Mariam writes that, “President Gbagbo has seized control of some banks in order to ensure civil servant and military personnel payroll. He has also taken control of the water and electricity companies, mandating an immediate cut of supply to the northern regions favourable to Ouattara. International tv and radio are cut off.”
From Mariam and Yves perspectives, there is little question that the Ivory Coast is in crisis, most especially the areas in which our Oikocredit offices operate. Despite this, Oikocredit remains open in Abidjan. Mariam writes, “The office is now operating according to the evolution of the situation. When we can open, the office is open from 9.30 to 14.30 and sometimes later.”
In addition to our Oikocredit staff members, we are following the situation developing for our project partner COCOVICO, located in Abidjan as well. COCOVICO, or the Coopérative de Commercialisation de Produits Vivriers de Angre, is a women’s cooperative market in Abidjan and one of Oikocredit’s greatest success stories. However, economic sanctions placed on the Ivory Coast in response to Gbagbo’s refusal to step down have in turn hurt the Ivoirian people’s ability to make a living. This has directly impacted the Cocovico Market, as summarized by Yves Komaclo last month in an Oikocredit-wide email:
“…[I]nternational sanctions in effect since the beginning of December 2010 have restricted port activities and trade with neighbouring countries. Moreover, increased road blockages set up by military and police forces as well as intermittent militias operations have had a detrimental effect on the transportation of people and goods within the country.
As a result, prices and availability of fruits, vegetables and other staple foods sold at Cocovico…have been erratic and unpredictable. … Some [women] told us because trucks were not allowed to reach Abidjan, that they would spend days without any new supply and without making any revenue. [I]n other situations, when the goods finally reached the market, they had to sell them the same day because they were too ripe to be conserved and unfortunately, low attendances in the market meant that they had to throw a substantial part of their stock with the concomitant losses.”
Yves added that Cocovico’s director, Rosalie Boti, is committed to ensuring that Cocovico remains open and serves the community despite hardships her merchants face.
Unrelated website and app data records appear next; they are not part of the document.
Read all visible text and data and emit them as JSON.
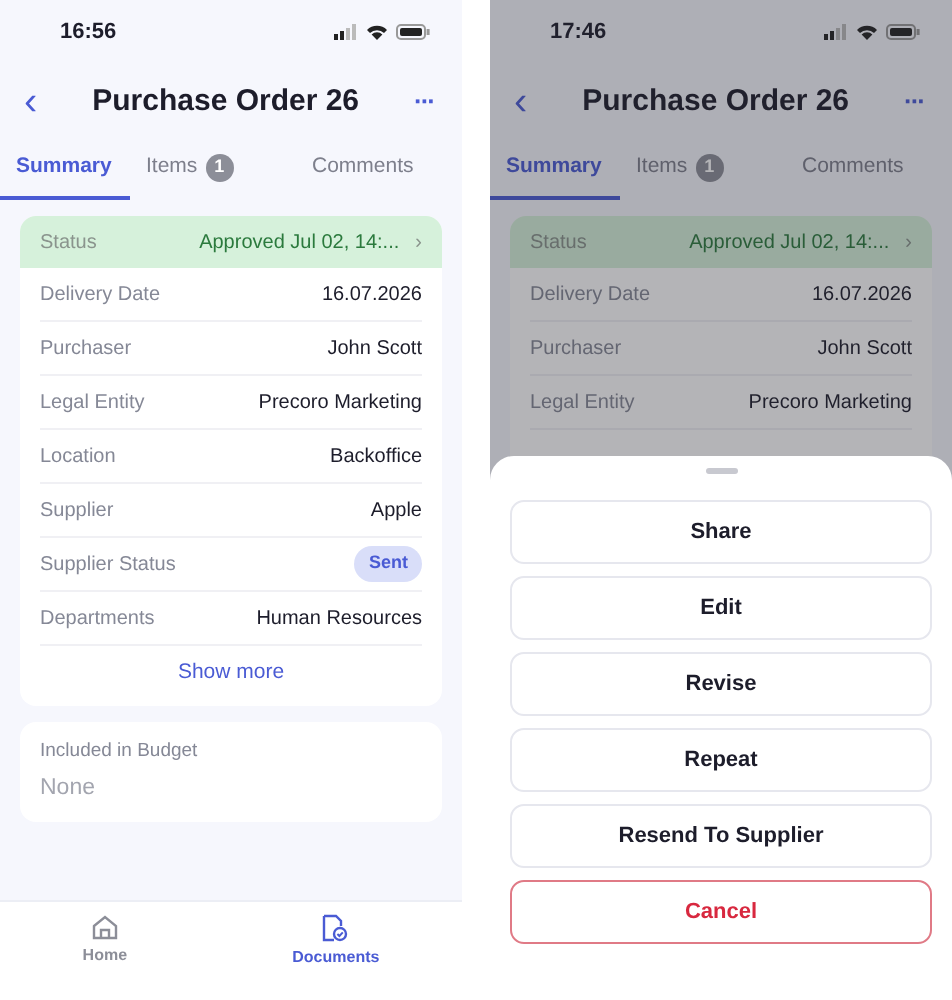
{
  "screens": [
    {
      "time": "16:56",
      "title": "Purchase Order 26",
      "back": "‹",
      "more": "···",
      "tabs": [
        {
          "label": "Summary",
          "selected": true
        },
        {
          "label": "Items",
          "count": "1",
          "selected": false
        },
        {
          "label": "Comments",
          "selected": false
        }
      ],
      "status": {
        "label": "Status",
        "value": "Approved Jul 02, 14:...",
        "chevron": "›"
      },
      "fields": [
        {
          "label": "Delivery Date",
          "value": "16.07.2026",
          "kind": "text"
        },
        {
          "label": "Purchaser",
          "value": "John Scott",
          "kind": "text"
        },
        {
          "label": "Legal Entity",
          "value": "Precoro Marketing",
          "kind": "text"
        },
        {
          "label": "Location",
          "value": "Backoffice",
          "kind": "text"
        },
        {
          "label": "Supplier",
          "value": "Apple",
          "kind": "text"
        },
        {
          "label": "Supplier Status",
          "value": "Sent",
          "kind": "badge"
        },
        {
          "label": "Departments",
          "value": "Human Resources",
          "kind": "text"
        }
      ],
      "show_more": "Show more",
      "budget": {
        "label": "Included in Budget",
        "value": "None"
      },
      "nav": [
        {
          "label": "Home",
          "kind": "home",
          "selected": false
        },
        {
          "label": "Documents",
          "kind": "documents",
          "selected": true
        }
      ]
    },
    {
      "time": "17:46",
      "title": "Purchase Order 26",
      "back": "‹",
      "more": "···",
      "tabs": [
        {
          "label": "Summary",
          "selected": true
        },
        {
          "label": "Items",
          "count": "1",
          "selected": false
        },
        {
          "label": "Comments",
          "selected": false
        }
      ],
      "status": {
        "label": "Status",
        "value": "Approved Jul 02, 14:...",
        "chevron": "›"
      },
      "fields": [
        {
          "label": "Delivery Date",
          "value": "16.07.2026",
          "kind": "text"
        },
        {
          "label": "Purchaser",
          "value": "John Scott",
          "kind": "text"
        },
        {
          "label": "Legal Entity",
          "value": "Precoro Marketing",
          "kind": "text"
        }
      ],
      "sheet": {
        "actions": [
          {
            "label": "Share",
            "kind": "default"
          },
          {
            "label": "Edit",
            "kind": "default"
          },
          {
            "label": "Revise",
            "kind": "default"
          },
          {
            "label": "Repeat",
            "kind": "default"
          },
          {
            "label": "Resend To Supplier",
            "kind": "default"
          },
          {
            "label": "Cancel",
            "kind": "destructive"
          }
        ]
      }
    }
  ]
}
Yves writes, “Mrs. Boti and her members have been able to approach producers direct[ly] to arrange appropriate logistics to ensure that minimal supplies are regularly provided to the market, thus assuring the local community and consumers that fresh food will remain available at Cocovico.”
Oikocredit will continue to watch the situation in Ivory Coast with concern and admiration for our staff and partners.